UJ.com
                        TUESDAY, OCTOBER 17, 2017
Make Homepage /  Add Bookmark
Front Page
Nation
Business
Search
Subscription
Advertising
About us
Copyright
Contact
 

   Username:
   Password:


Registration

 
GISMETEO.RU
UJ Week
Top 1   

    
Business    

Russian-Turkmen gas deal affects Ukraine
Journal Staff Report

KIEV, Sept. 5 – Russia on Tuesday agreed to increase 53% price of natural gas it buys from Turkmenistan, a move that will most likely soon lead to a major gas price hike for Ukraine.

Russia’s gas monopoly Gazprom agreed to buy gas at $100 per 1,000 cubic meters in 2007, up from $65/1,000 cu m currently, following two-month talks with the Central Asian country, Gazprom reported.

The development is a setback for Ukraine, which has been last week seeking to join forces with Gazprom in an attempt to force Turkmenistan to sell gas at a lower price.

The fact that Turkmenistan has prevailed in its price dispute with Gazprom suggests that Ukraine would probably have little room for maneuver but to buy gas from Turkmenistan at the same price.

A price hike to $100/1,000 cu m at the border between Turkmenistan and Uzbekistan would automatically increase the price of gas to $135/1,000 cu m at the border between Ukraine and Russia.

Ukraine currently pays $95/1,000 cu m of gas and the upcoming price hike would mean that Ukrainian consumers would have to pay at least 42% more for gas next year.

But even the 42% price hike may be the best-case option for Ukraine as Gazprom, which emerges as the main purchaser of the Turkmen natural gas, could seek to charge Ukraine even more.

“We will be selling gas to Ukraine in the same way as we sell gas to the European Union,” Igor Shuvalov, an advisor to Russian President Vladimir Putin and one of the most influential people in the Kremlin, told RIA Novosti. “All our partners, friendly and unfriendly, have to pay via the same [gas price] formula.”

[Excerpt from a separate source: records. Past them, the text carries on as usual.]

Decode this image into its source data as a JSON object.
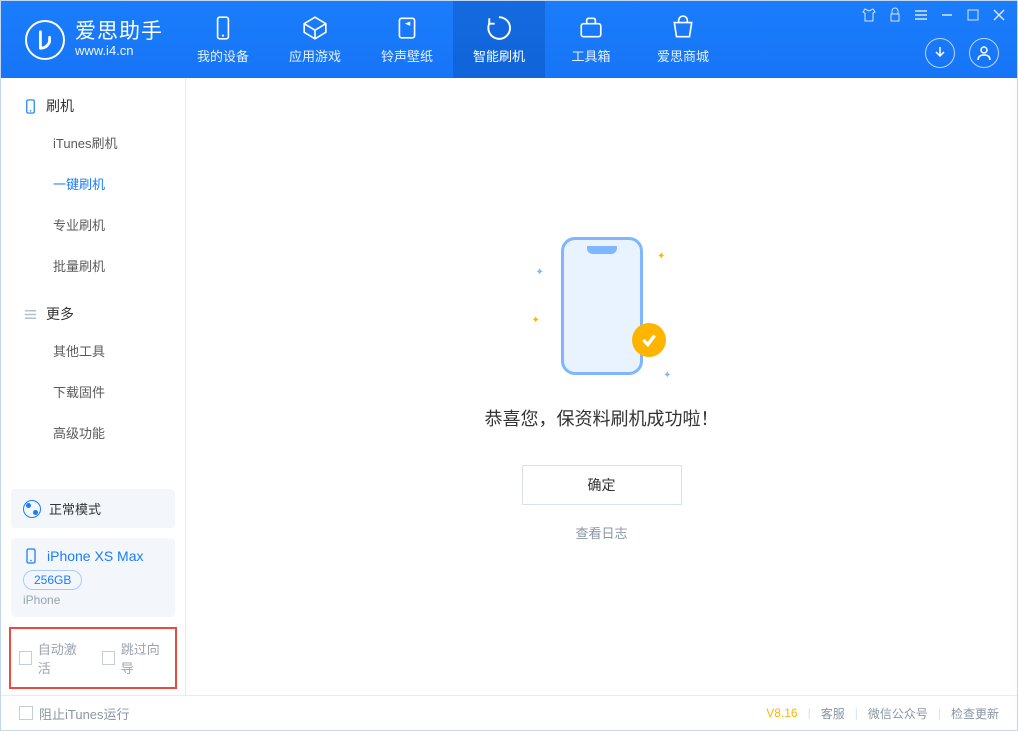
{
  "app": {
    "title": "爱思助手",
    "subtitle": "www.i4.cn"
  },
  "nav": {
    "device": "我的设备",
    "apps": "应用游戏",
    "ringtone": "铃声壁纸",
    "flash": "智能刷机",
    "toolbox": "工具箱",
    "store": "爱思商城"
  },
  "sidebar": {
    "section_flash": "刷机",
    "items_flash": {
      "itunes": "iTunes刷机",
      "onekey": "一键刷机",
      "pro": "专业刷机",
      "batch": "批量刷机"
    },
    "section_more": "更多",
    "items_more": {
      "other": "其他工具",
      "firmware": "下载固件",
      "advanced": "高级功能"
    },
    "mode": "正常模式",
    "device_name": "iPhone XS Max",
    "device_capacity": "256GB",
    "device_type": "iPhone",
    "auto_activate": "自动激活",
    "skip_guide": "跳过向导"
  },
  "main": {
    "success": "恭喜您，保资料刷机成功啦！",
    "ok": "确定",
    "view_log": "查看日志"
  },
  "status": {
    "block_itunes": "阻止iTunes运行",
    "version": "V8.16",
    "support": "客服",
    "wechat": "微信公众号",
    "update": "检查更新"
  }
}
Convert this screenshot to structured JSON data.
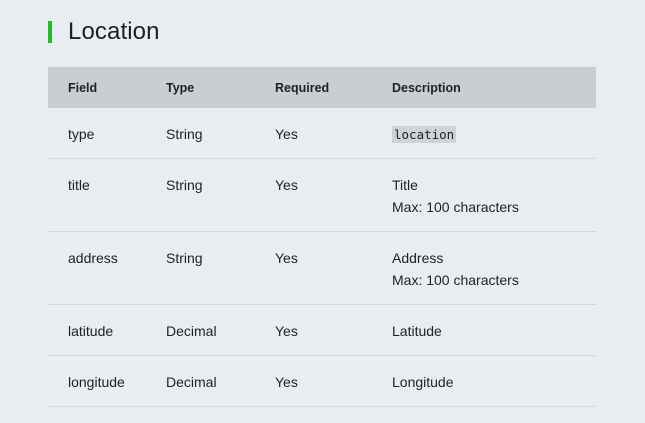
{
  "section": {
    "title": "Location",
    "accent_color": "#1fbd2e"
  },
  "table": {
    "headers": [
      "Field",
      "Type",
      "Required",
      "Description"
    ],
    "rows": [
      {
        "field": "type",
        "type": "String",
        "required": "Yes",
        "description": "location",
        "description_is_code": true,
        "note": ""
      },
      {
        "field": "title",
        "type": "String",
        "required": "Yes",
        "description": "Title",
        "note": "Max: 100 characters"
      },
      {
        "field": "address",
        "type": "String",
        "required": "Yes",
        "description": "Address",
        "note": "Max: 100 characters"
      },
      {
        "field": "latitude",
        "type": "Decimal",
        "required": "Yes",
        "description": "Latitude",
        "note": ""
      },
      {
        "field": "longitude",
        "type": "Decimal",
        "required": "Yes",
        "description": "Longitude",
        "note": ""
      }
    ]
  }
}
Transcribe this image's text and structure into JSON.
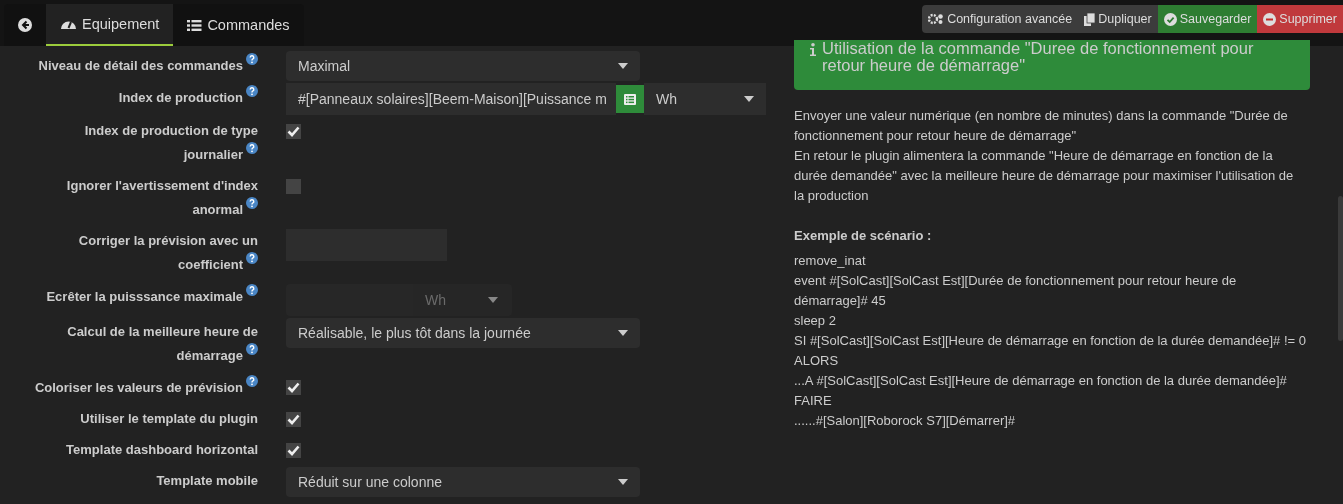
{
  "header": {
    "tabs": [
      {
        "label": "Equipement",
        "selected": true
      },
      {
        "label": "Commandes",
        "selected": false
      }
    ],
    "actions": [
      {
        "label": "Configuration avancée",
        "kind": "config"
      },
      {
        "label": "Dupliquer",
        "kind": "copy"
      },
      {
        "label": "Sauvegarder",
        "kind": "save"
      },
      {
        "label": "Supprimer",
        "kind": "delete"
      }
    ]
  },
  "form": [
    {
      "label": "Niveau de détail des commandes",
      "help": true,
      "kind": "select",
      "value": "Maximal"
    },
    {
      "label": "Index de production",
      "help": true,
      "kind": "command",
      "value": "#[Panneaux solaires][Beem-Maison][Puissance m",
      "unit": "Wh"
    },
    {
      "label": "Index de production de type journalier",
      "help": true,
      "kind": "checkbox",
      "checked": true
    },
    {
      "label": "Ignorer l'avertissement d'index anormal",
      "help": true,
      "kind": "checkbox",
      "checked": false
    },
    {
      "label": "Corriger la prévision avec un coefficient",
      "help": true,
      "kind": "input"
    },
    {
      "label": "Ecrêter la puisssance maximale",
      "help": true,
      "kind": "unit-input",
      "unit": "Wh",
      "disabled": true
    },
    {
      "label": "Calcul de la meilleure heure de démarrage",
      "help": true,
      "kind": "select",
      "value": "Réalisable, le plus tôt dans la journée"
    },
    {
      "label": "Coloriser les valeurs de prévision",
      "help": true,
      "kind": "checkbox",
      "checked": true
    },
    {
      "label": "Utiliser le template du plugin",
      "help": false,
      "kind": "checkbox",
      "checked": true
    },
    {
      "label": "Template dashboard horizontal",
      "help": false,
      "kind": "checkbox",
      "checked": true
    },
    {
      "label": "Template mobile",
      "help": false,
      "kind": "select",
      "value": "Réduit sur une colonne"
    }
  ],
  "info": {
    "alert": "Utilisation de la commande \"Duree de fonctionnement pour retour heure de démarrage\"",
    "paragraphs": [
      "Envoyer une valeur numérique (en nombre de minutes) dans la commande \"Durée de fonctionnement pour retour heure de démarrage\"",
      "En retour le plugin alimentera la commande \"Heure de démarrage en fonction de la durée demandée\" avec la meilleure heure de démarrage pour maximiser l'utilisation de la production"
    ],
    "example_title": "Exemple de scénario :",
    "example_lines": [
      "remove_inat",
      "event #[SolCast][SolCast Est][Durée de fonctionnement pour retour heure de démarrage]# 45",
      "sleep 2",
      "SI #[SolCast][SolCast Est][Heure de démarrage en fonction de la durée demandée]# != 0 ALORS",
      "...A #[SolCast][SolCast Est][Heure de démarrage en fonction de la durée demandée]# FAIRE",
      "......#[Salon][Roborock S7][Démarrer]#"
    ]
  }
}
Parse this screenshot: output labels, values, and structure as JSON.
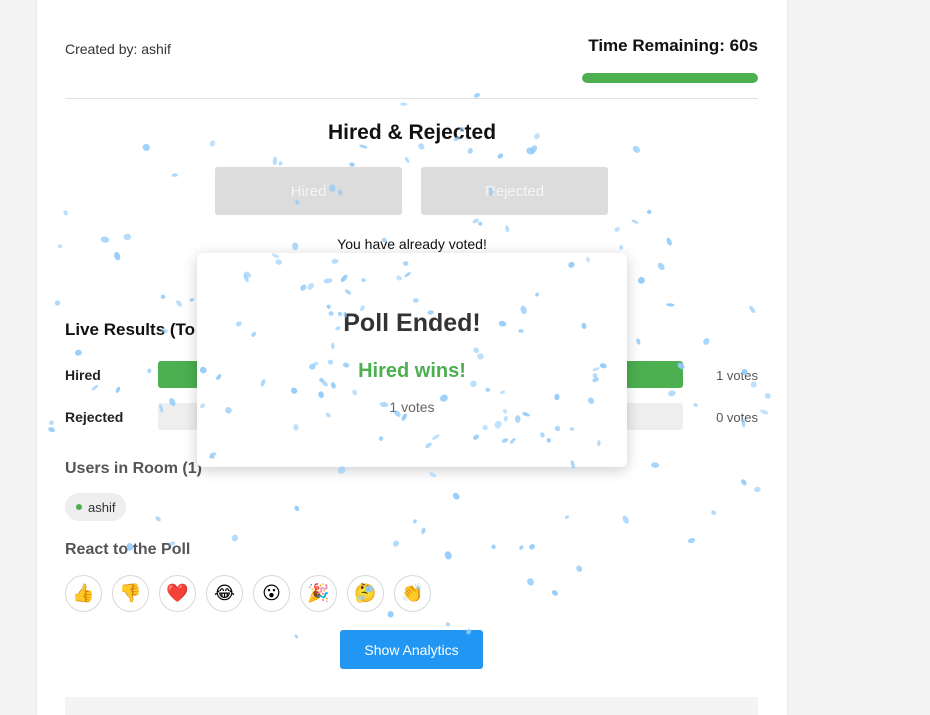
{
  "poll": {
    "created_by": "Created by: ashif",
    "time_remaining": "Time Remaining: 60s",
    "time_fraction": 1.0,
    "title": "Hired & Rejected",
    "options": [
      "Hired",
      "Rejected"
    ],
    "voted_message": "You have already voted!"
  },
  "results": {
    "heading": "Live Results (To",
    "rows": [
      {
        "label": "Hired",
        "votes_text": "1 votes",
        "fraction": 1.0
      },
      {
        "label": "Rejected",
        "votes_text": "0 votes",
        "fraction": 0.0
      }
    ]
  },
  "users": {
    "heading": "Users in Room (1)",
    "list": [
      {
        "name": "ashif",
        "status": "online"
      }
    ]
  },
  "reactions": {
    "heading": "React to the Poll",
    "items": [
      {
        "glyph": "👍",
        "icon": "thumbs-up-icon"
      },
      {
        "glyph": "👎",
        "icon": "thumbs-down-icon"
      },
      {
        "glyph": "❤️",
        "icon": "heart-icon"
      },
      {
        "glyph": "😂",
        "icon": "laughing-icon"
      },
      {
        "glyph": "😮",
        "icon": "surprised-icon"
      },
      {
        "glyph": "🎉",
        "icon": "party-popper-icon"
      },
      {
        "glyph": "🤔",
        "icon": "thinking-icon"
      },
      {
        "glyph": "👏",
        "icon": "clapping-icon"
      }
    ]
  },
  "actions": {
    "show_analytics": "Show Analytics"
  },
  "modal": {
    "title": "Poll Ended!",
    "winner": "Hired wins!",
    "votes": "1 votes"
  },
  "colors": {
    "accent_green": "#4caf50",
    "primary_blue": "#2196f3",
    "confetti_blue": "#90caf9"
  }
}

Russia is selling gas to Eastern European countries at $230/1,000 cu m, an indicator that may give an idea of what Ukraine may be asked to pay, analysts said.

The price hike makes it more difficult for Ukraine to arrange sufficient gas supplies this year as the country is facing 8 billion cu m gas shortage, or more than 10% of annual demand.

Ukraine has been seeking to buy the missing amount of gas from both, Russia and Turkmenistan, and the latest price hike indicates that Ukraine may end up paying greater prices as soon as this year.

Energy and Fuel Minister Yuriy Boyko on Tuesday tried to downplay Russia-Turkmenistan deal, and said it will have little effect Ukraine’s gas supplies next year.

“There is no reason for a major gas price hike next year,” Boyko said Tuesday when asked to comment on the latest Russia-Turkmenistan deal.

Boyko is due to travel to Turkmenistan in the second half of September to secure extra gas supplies to avoid gas shortages. (nr/ez)




Log in

Print article E-mail article


Currencies (in hryvnias)
  13.10.2017 prev
USD 26.63 26.53
RUR 0.462 0.458
EUR 31.58 31.39

Stock Market
  12.10.2017 prev
PFTS 297.1 297.5
source: PFTS

OTHER NEWS

Ukrainian Journal   
Front PageNationBusinessEditorialFeatureSubscriptionAdvertisingSearchAbout usCopyrightContact
Copyright 2005 Ukrainian Journal. All rights reserved
Programmed by TAC webstudio